Today, the aqueduct is no longer active, but its structure is perfectly intact, and marks the direction of our excursion.
The itinerary begins in the beautiful piazza del Duomo in Lucca, heading past the imposing city walls, through the underpass at the train station, and reaching the small temple-cistern of San Concordio, where the water transported through the overhead pipes once merged before being distributed throughout the city via a network of underground channels. From here, the walk follows the exact route of the aqueduct’s arches and, gradually, brings us to from the city to the green, cultivated countryside.
Nottolini’s spectacular arches end near the town of Guamo, where we come to another Neoclassical building similar to San Concordio. This is the small temple-cistern where the waters would merge before being directed into the two overhead pipes.
We now diverge from the exact route of the aqueduct, but the structure is still easy to see thanks to the presence of small brick filtering wells.
We shortly come to the town known as “With golden words,” a collecting place for the waters coming from the Serra Vespaiata. According to tradition, the curious name comes from the fact that the locals believed that the writing on a memorial stone set into the aqueduct was forged in gold lettering. In reality, it was brass that had clearly been well-polished!

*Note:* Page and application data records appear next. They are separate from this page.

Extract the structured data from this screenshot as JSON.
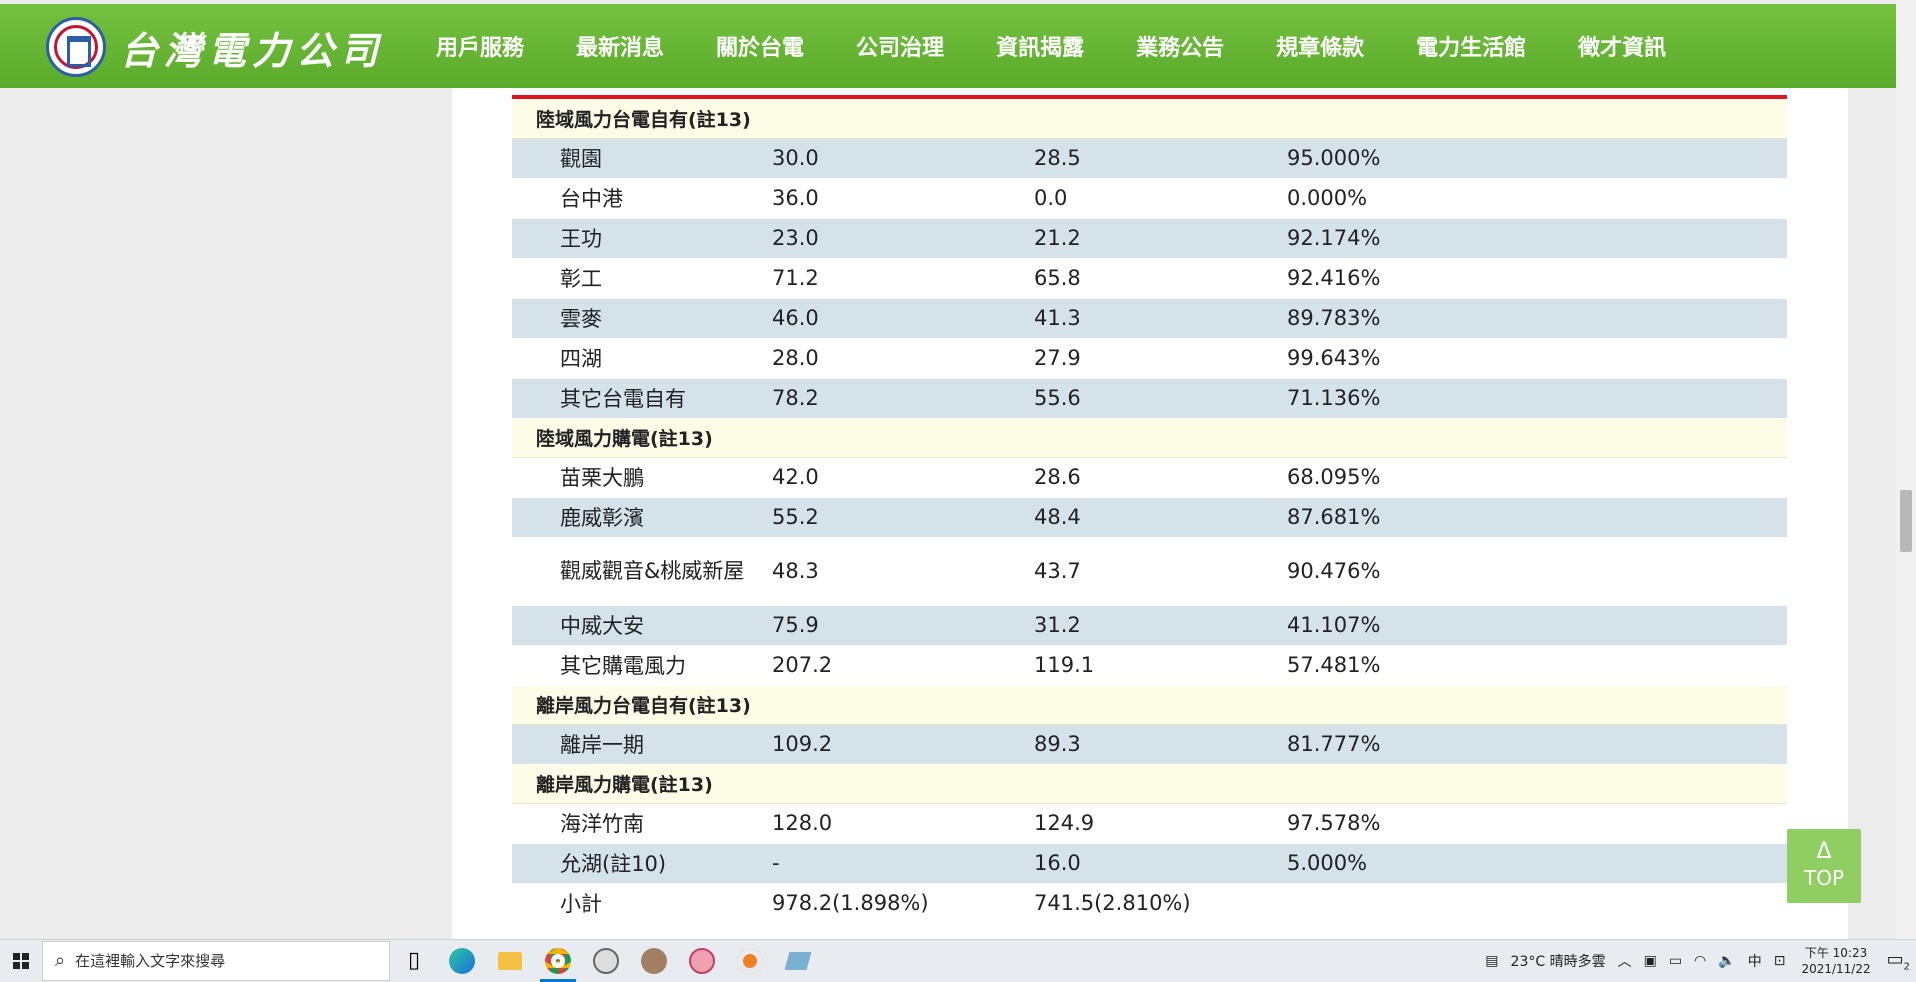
{
  "header": {
    "logo_text": "台灣電力公司",
    "nav": [
      "用戶服務",
      "最新消息",
      "關於台電",
      "公司治理",
      "資訊揭露",
      "業務公告",
      "規章條款",
      "電力生活館",
      "徵才資訊"
    ],
    "active_nav_index": 4
  },
  "table": {
    "rows": [
      {
        "type": "group",
        "label": "陸域風力台電自有(註13)"
      },
      {
        "type": "shade",
        "name": "觀園",
        "capacity": "30.0",
        "generation": "28.5",
        "ratio": "95.000%"
      },
      {
        "type": "plain",
        "name": "台中港",
        "capacity": "36.0",
        "generation": "0.0",
        "ratio": "0.000%"
      },
      {
        "type": "shade",
        "name": "王功",
        "capacity": "23.0",
        "generation": "21.2",
        "ratio": "92.174%"
      },
      {
        "type": "plain",
        "name": "彰工",
        "capacity": "71.2",
        "generation": "65.8",
        "ratio": "92.416%"
      },
      {
        "type": "shade",
        "name": "雲麥",
        "capacity": "46.0",
        "generation": "41.3",
        "ratio": "89.783%"
      },
      {
        "type": "plain",
        "name": "四湖",
        "capacity": "28.0",
        "generation": "27.9",
        "ratio": "99.643%"
      },
      {
        "type": "shade",
        "name": "其它台電自有",
        "capacity": "78.2",
        "generation": "55.6",
        "ratio": "71.136%"
      },
      {
        "type": "group",
        "label": "陸域風力購電(註13)"
      },
      {
        "type": "plain",
        "name": "苗栗大鵬",
        "capacity": "42.0",
        "generation": "28.6",
        "ratio": "68.095%"
      },
      {
        "type": "shade",
        "name": "鹿威彰濱",
        "capacity": "55.2",
        "generation": "48.4",
        "ratio": "87.681%"
      },
      {
        "type": "plain tall",
        "name": "觀威觀音&桃威新屋",
        "capacity": "48.3",
        "generation": "43.7",
        "ratio": "90.476%"
      },
      {
        "type": "shade",
        "name": "中威大安",
        "capacity": "75.9",
        "generation": "31.2",
        "ratio": "41.107%"
      },
      {
        "type": "plain",
        "name": "其它購電風力",
        "capacity": "207.2",
        "generation": "119.1",
        "ratio": "57.481%"
      },
      {
        "type": "group",
        "label": "離岸風力台電自有(註13)"
      },
      {
        "type": "shade",
        "name": "離岸一期",
        "capacity": "109.2",
        "generation": "89.3",
        "ratio": "81.777%"
      },
      {
        "type": "group",
        "label": "離岸風力購電(註13)"
      },
      {
        "type": "plain",
        "name": "海洋竹南",
        "capacity": "128.0",
        "generation": "124.9",
        "ratio": "97.578%"
      },
      {
        "type": "shade",
        "name": "允湖(註10)",
        "capacity": "-",
        "generation": "16.0",
        "ratio": "5.000%"
      },
      {
        "type": "plain",
        "name": "小計",
        "capacity": "978.2(1.898%)",
        "generation": "741.5(2.810%)",
        "ratio": ""
      }
    ]
  },
  "top_button": {
    "arrow": "Δ",
    "label": "TOP"
  },
  "taskbar": {
    "search_placeholder": "在這裡輸入文字來搜尋",
    "weather": "23°C  晴時多雲",
    "ime": "中",
    "time": "下午 10:23",
    "date": "2021/11/22",
    "notification_count": "2"
  }
}
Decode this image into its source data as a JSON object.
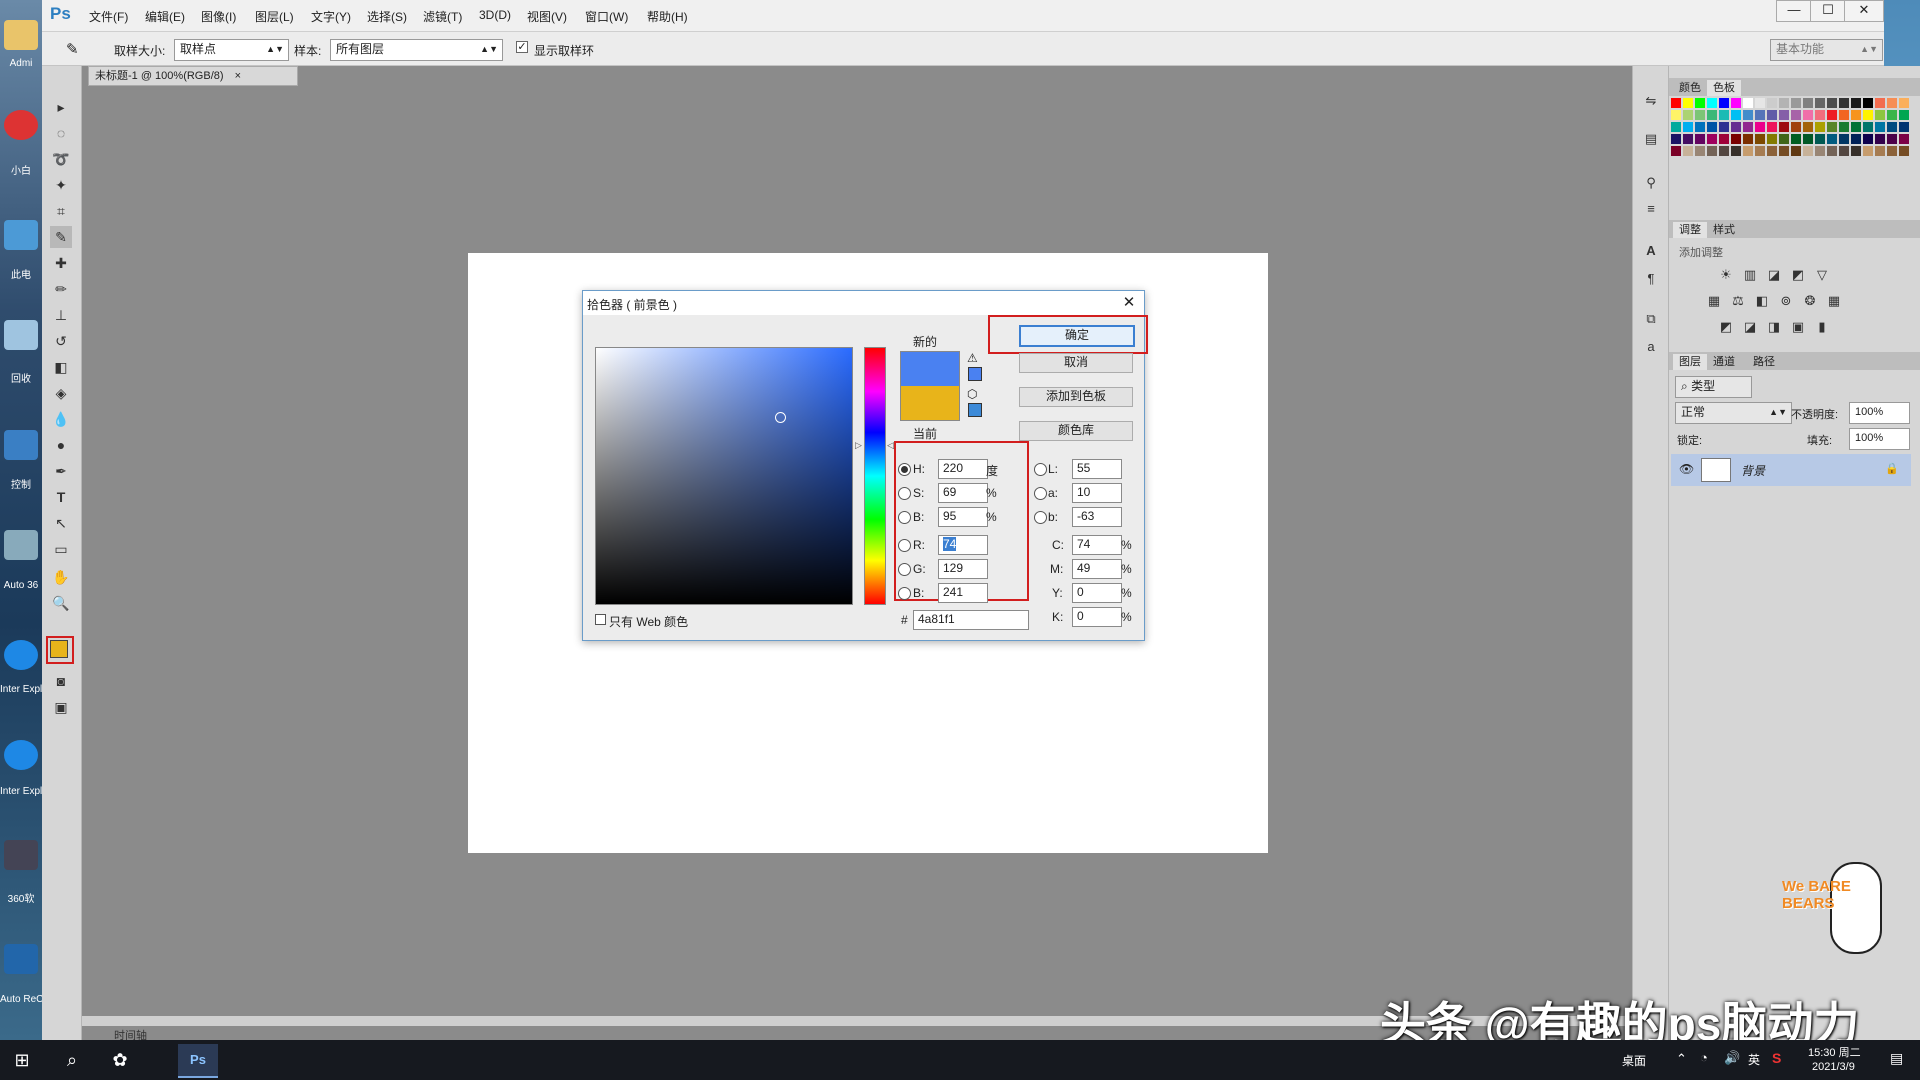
{
  "desktop": {
    "labels": [
      "Admi",
      "小白",
      "此电",
      "回收",
      "控制",
      "Auto 36",
      "Inter Explo",
      "Inter Explo",
      "360软",
      "Auto ReC"
    ]
  },
  "app": {
    "logo": "Ps"
  },
  "menu": [
    "文件(F)",
    "编辑(E)",
    "图像(I)",
    "图层(L)",
    "文字(Y)",
    "选择(S)",
    "滤镜(T)",
    "3D(D)",
    "视图(V)",
    "窗口(W)",
    "帮助(H)"
  ],
  "window_controls": [
    "—",
    "☐",
    "✕"
  ],
  "options": {
    "sample_size_label": "取样大小:",
    "sample_size_value": "取样点",
    "sample_label": "样本:",
    "sample_value": "所有图层",
    "show_ring_label": "显示取样环",
    "show_ring_checked": true,
    "workspace": "基本功能"
  },
  "document": {
    "tab": "未标题-1 @ 100%(RGB/8)",
    "tab_close": "×"
  },
  "timeline": "时间轴",
  "panels": {
    "swatches_tabs": [
      "颜色",
      "色板"
    ],
    "adjust_tabs": [
      "调整",
      "样式"
    ],
    "adjust_add": "添加调整",
    "layers_tabs": [
      "图层",
      "通道",
      "路径"
    ],
    "layers_filter": "类型",
    "blend_mode": "正常",
    "opacity_label": "不透明度:",
    "opacity_value": "100%",
    "lock_label": "锁定:",
    "fill_label": "填充:",
    "fill_value": "100%",
    "layer_name": "背景"
  },
  "dialog": {
    "title": "拾色器 ( 前景色 )",
    "close": "✕",
    "new_label": "新的",
    "current_label": "当前",
    "buttons": {
      "ok": "确定",
      "cancel": "取消",
      "add_swatch": "添加到色板",
      "libraries": "颜色库"
    },
    "hsb": {
      "h_label": "H:",
      "h": "220",
      "h_unit": "度",
      "s_label": "S:",
      "s": "69",
      "s_unit": "%",
      "b_label": "B:",
      "b": "95",
      "b_unit": "%"
    },
    "rgb": {
      "r_label": "R:",
      "r": "74",
      "g_label": "G:",
      "g": "129",
      "b_label": "B:",
      "b": "241"
    },
    "lab": {
      "l_label": "L:",
      "l": "55",
      "a_label": "a:",
      "a": "10",
      "b_label": "b:",
      "b": "-63"
    },
    "cmyk": {
      "c_label": "C:",
      "c": "74",
      "m_label": "M:",
      "m": "49",
      "y_label": "Y:",
      "y": "0",
      "k_label": "K:",
      "k": "0",
      "unit": "%"
    },
    "hex_label": "#",
    "hex": "4a81f1",
    "web_only": "只有 Web 颜色",
    "new_color": "#4a81f1",
    "current_color": "#e8b41a"
  },
  "foreground_color": "#e8b41a",
  "taskbar": {
    "desktop": "桌面",
    "ime": "英",
    "time": "15:30 周二",
    "date": "2021/3/9"
  },
  "watermark": "头条 @有趣的ps脑动力",
  "sticker": "We BARE BEARS"
}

The next part is a bit tiring: we have to climb two kilometres as we move on to Gallonzora, a panoramic town overlooking the Lucca plain. After this final push, the next part heads downhill to the beautiful village of Vorno.